:: Supplied data

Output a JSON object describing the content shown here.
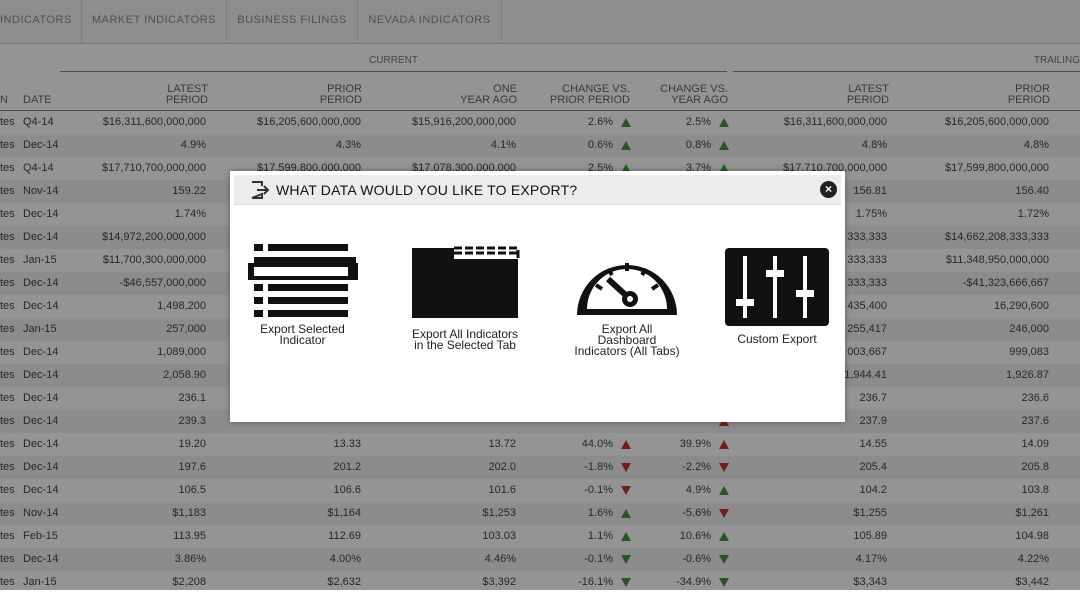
{
  "tabs": [
    "INDICATORS",
    "MARKET INDICATORS",
    "BUSINESS FILINGS",
    "NEVADA INDICATORS"
  ],
  "groups": {
    "current": "CURRENT",
    "trailing": "TRAILING"
  },
  "columns": {
    "n": "N",
    "date": "DATE",
    "latest": "LATEST\nPERIOD",
    "prior": "PRIOR\nPERIOD",
    "one_year": "ONE\nYEAR AGO",
    "chg_prior": "CHANGE VS.\nPRIOR PERIOD",
    "chg_year": "CHANGE VS.\nYEAR AGO",
    "t_latest": "LATEST\nPERIOD",
    "t_prior": "PRIOR\nPERIOD"
  },
  "rows": [
    {
      "n": "tes",
      "date": "Q4-14",
      "latest": "$16,311,600,000,000",
      "prior": "$16,205,600,000,000",
      "one_year": "$15,916,200,000,000",
      "chg_prior": "2.6%",
      "chg_prior_dir": "up",
      "chg_year": "2.5%",
      "chg_year_dir": "up",
      "t_latest": "$16,311,600,000,000",
      "t_prior": "$16,205,600,000,000"
    },
    {
      "n": "tes",
      "date": "Dec-14",
      "latest": "4.9%",
      "prior": "4.3%",
      "one_year": "4.1%",
      "chg_prior": "0.6%",
      "chg_prior_dir": "up",
      "chg_year": "0.8%",
      "chg_year_dir": "up",
      "t_latest": "4.8%",
      "t_prior": "4.8%"
    },
    {
      "n": "tes",
      "date": "Q4-14",
      "latest": "$17,710,700,000,000",
      "prior": "$17,599,800,000,000",
      "one_year": "$17,078,300,000,000",
      "chg_prior": "2.5%",
      "chg_prior_dir": "up",
      "chg_year": "3.7%",
      "chg_year_dir": "up",
      "t_latest": "$17,710,700,000,000",
      "t_prior": "$17,599,800,000,000"
    },
    {
      "n": "tes",
      "date": "Nov-14",
      "latest": "159.22",
      "prior": "",
      "one_year": "",
      "chg_prior": "",
      "chg_prior_dir": "",
      "chg_year": "",
      "chg_year_dir": "",
      "t_latest": "156.81",
      "t_prior": "156.40"
    },
    {
      "n": "tes",
      "date": "Dec-14",
      "latest": "1.74%",
      "prior": "",
      "one_year": "",
      "chg_prior": "",
      "chg_prior_dir": "",
      "chg_year": "",
      "chg_year_dir": "",
      "t_latest": "1.75%",
      "t_prior": "1.72%"
    },
    {
      "n": "tes",
      "date": "Dec-14",
      "latest": "$14,972,200,000,000",
      "prior": "",
      "one_year": "",
      "chg_prior": "",
      "chg_prior_dir": "",
      "chg_year": "",
      "chg_year_dir": "",
      "t_latest": "333,333",
      "t_prior": "$14,662,208,333,333"
    },
    {
      "n": "tes",
      "date": "Jan-15",
      "latest": "$11,700,300,000,000",
      "prior": "",
      "one_year": "",
      "chg_prior": "",
      "chg_prior_dir": "",
      "chg_year": "",
      "chg_year_dir": "",
      "t_latest": "333,333",
      "t_prior": "$11,348,950,000,000"
    },
    {
      "n": "tes",
      "date": "Dec-14",
      "latest": "-$46,557,000,000",
      "prior": "",
      "one_year": "",
      "chg_prior": "",
      "chg_prior_dir": "",
      "chg_year": "",
      "chg_year_dir": "",
      "t_latest": "333,333",
      "t_prior": "-$41,323,666,667"
    },
    {
      "n": "tes",
      "date": "Dec-14",
      "latest": "1,498,200",
      "prior": "",
      "one_year": "",
      "chg_prior": "",
      "chg_prior_dir": "",
      "chg_year": "",
      "chg_year_dir": "",
      "t_latest": "435,400",
      "t_prior": "16,290,600"
    },
    {
      "n": "tes",
      "date": "Jan-15",
      "latest": "257,000",
      "prior": "",
      "one_year": "",
      "chg_prior": "",
      "chg_prior_dir": "",
      "chg_year": "",
      "chg_year_dir": "",
      "t_latest": "255,417",
      "t_prior": "246,000"
    },
    {
      "n": "tes",
      "date": "Dec-14",
      "latest": "1,089,000",
      "prior": "",
      "one_year": "",
      "chg_prior": "",
      "chg_prior_dir": "",
      "chg_year": "",
      "chg_year_dir": "",
      "t_latest": "003,667",
      "t_prior": "999,083"
    },
    {
      "n": "tes",
      "date": "Dec-14",
      "latest": "2,058.90",
      "prior": "",
      "one_year": "",
      "chg_prior": "",
      "chg_prior_dir": "",
      "chg_year": "",
      "chg_year_dir": "",
      "t_latest": "1,944.41",
      "t_prior": "1,926.87"
    },
    {
      "n": "tes",
      "date": "Dec-14",
      "latest": "236.1",
      "prior": "",
      "one_year": "",
      "chg_prior": "",
      "chg_prior_dir": "",
      "chg_year": "",
      "chg_year_dir": "",
      "t_latest": "236.7",
      "t_prior": "236.6"
    },
    {
      "n": "tes",
      "date": "Dec-14",
      "latest": "239.3",
      "prior": "",
      "one_year": "",
      "chg_prior": "",
      "chg_prior_dir": "",
      "chg_year": "",
      "chg_year_dir": "red-up",
      "t_latest": "237.9",
      "t_prior": "237.6"
    },
    {
      "n": "tes",
      "date": "Dec-14",
      "latest": "19.20",
      "prior": "13.33",
      "one_year": "13.72",
      "chg_prior": "44.0%",
      "chg_prior_dir": "red-up",
      "chg_year": "39.9%",
      "chg_year_dir": "red-up",
      "t_latest": "14.55",
      "t_prior": "14.09"
    },
    {
      "n": "tes",
      "date": "Dec-14",
      "latest": "197.6",
      "prior": "201.2",
      "one_year": "202.0",
      "chg_prior": "-1.8%",
      "chg_prior_dir": "down",
      "chg_year": "-2.2%",
      "chg_year_dir": "down",
      "t_latest": "205.4",
      "t_prior": "205.8"
    },
    {
      "n": "tes",
      "date": "Dec-14",
      "latest": "106.5",
      "prior": "106.6",
      "one_year": "101.6",
      "chg_prior": "-0.1%",
      "chg_prior_dir": "down",
      "chg_year": "4.9%",
      "chg_year_dir": "up",
      "t_latest": "104.2",
      "t_prior": "103.8"
    },
    {
      "n": "tes",
      "date": "Nov-14",
      "latest": "$1,183",
      "prior": "$1,164",
      "one_year": "$1,253",
      "chg_prior": "1.6%",
      "chg_prior_dir": "up",
      "chg_year": "-5.6%",
      "chg_year_dir": "down",
      "t_latest": "$1,255",
      "t_prior": "$1,261"
    },
    {
      "n": "tes",
      "date": "Feb-15",
      "latest": "113.95",
      "prior": "112.69",
      "one_year": "103.03",
      "chg_prior": "1.1%",
      "chg_prior_dir": "up",
      "chg_year": "10.6%",
      "chg_year_dir": "up",
      "t_latest": "105.89",
      "t_prior": "104.98"
    },
    {
      "n": "tes",
      "date": "Dec-14",
      "latest": "3.86%",
      "prior": "4.00%",
      "one_year": "4.46%",
      "chg_prior": "-0.1%",
      "chg_prior_dir": "green-down",
      "chg_year": "-0.6%",
      "chg_year_dir": "green-down",
      "t_latest": "4.17%",
      "t_prior": "4.22%"
    },
    {
      "n": "tes",
      "date": "Jan-15",
      "latest": "$2,208",
      "prior": "$2,632",
      "one_year": "$3,392",
      "chg_prior": "-16.1%",
      "chg_prior_dir": "green-down",
      "chg_year": "-34.9%",
      "chg_year_dir": "green-down",
      "t_latest": "$3,343",
      "t_prior": "$3,442"
    }
  ],
  "modal": {
    "title": "WHAT DATA WOULD YOU LIKE TO EXPORT?",
    "header_icon": "export-icon",
    "close_icon": "close-icon",
    "options": [
      {
        "label": "Export Selected\nIndicator",
        "icon": "list-icon"
      },
      {
        "label": "Export All Indicators\nin the Selected Tab",
        "icon": "folder-icon"
      },
      {
        "label": "Export All\nDashboard\nIndicators (All Tabs)",
        "icon": "gauge-icon"
      },
      {
        "label": "Custom Export",
        "icon": "sliders-icon"
      }
    ]
  }
}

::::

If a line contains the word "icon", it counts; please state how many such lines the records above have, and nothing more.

# Response area
6